Following the assassination of Dr. Martin Luther King, teacher Jane Elliott knew she had to do something. Riceville, Iowa, the town in which she lived, was totally homogeneous and, as a result, she realized that her students had no firsthand experience with discrimination. A Class Divided: Then and Now chronicles Elliott's courageous experiment and the life-altering impact it had on her students.
On the day after King's assassination, Elliott segregated her class according to eye color. Students with brown eyes were considered superior to those with blue eyes. They were afforded extra time at recess, a second helping at lunch and the sense of self-worth that goes along with feeling above everyone else. The blue-eyed students wore collars so that their eye color could be distinguished from afar. The following day, Elliott turned the tables by giving the blue-eyed students privileges and making the brown-eyed students second class citizens. Elliott watched with fascination as her classroom became a microcosm of society. The superior group quickly embraced their elite status and turned on the inferior group. They readily adopted the "propaganda" Elliott spouted about the other group's habits and ethics. Word of Elliott's lesson spread, and in 1970, she found herself with a camera crew in her classroom to document what few other teachers of the day were willing to confront.
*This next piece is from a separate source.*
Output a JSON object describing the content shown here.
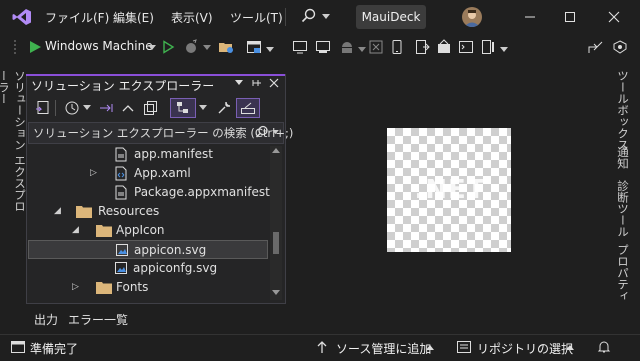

In 1984, the class reunited to watch the documentary and talk about the life lessons they learned fourteen years earlier. Elliott's former students spoke of how they are accepting of others in a town where discrimination still reared its ugly head. They talked about teaching their children tolerance and acceptance in a town where those values were not standard practice. The book and documentary also record Elliott's training of guards in the Iowa Department of Corrections. It is fascinating to learn that adults fall right into the same pattern of discrimination as the third graders had.
Author William Peters penned A Class Divided: Then and Now (1987) several years after the first edition of A Class Divided (1971) was published. The book is based on the 1970 ABC News documentary The Eye of the Storm. The book and the documentary are still widely used today in schools across America.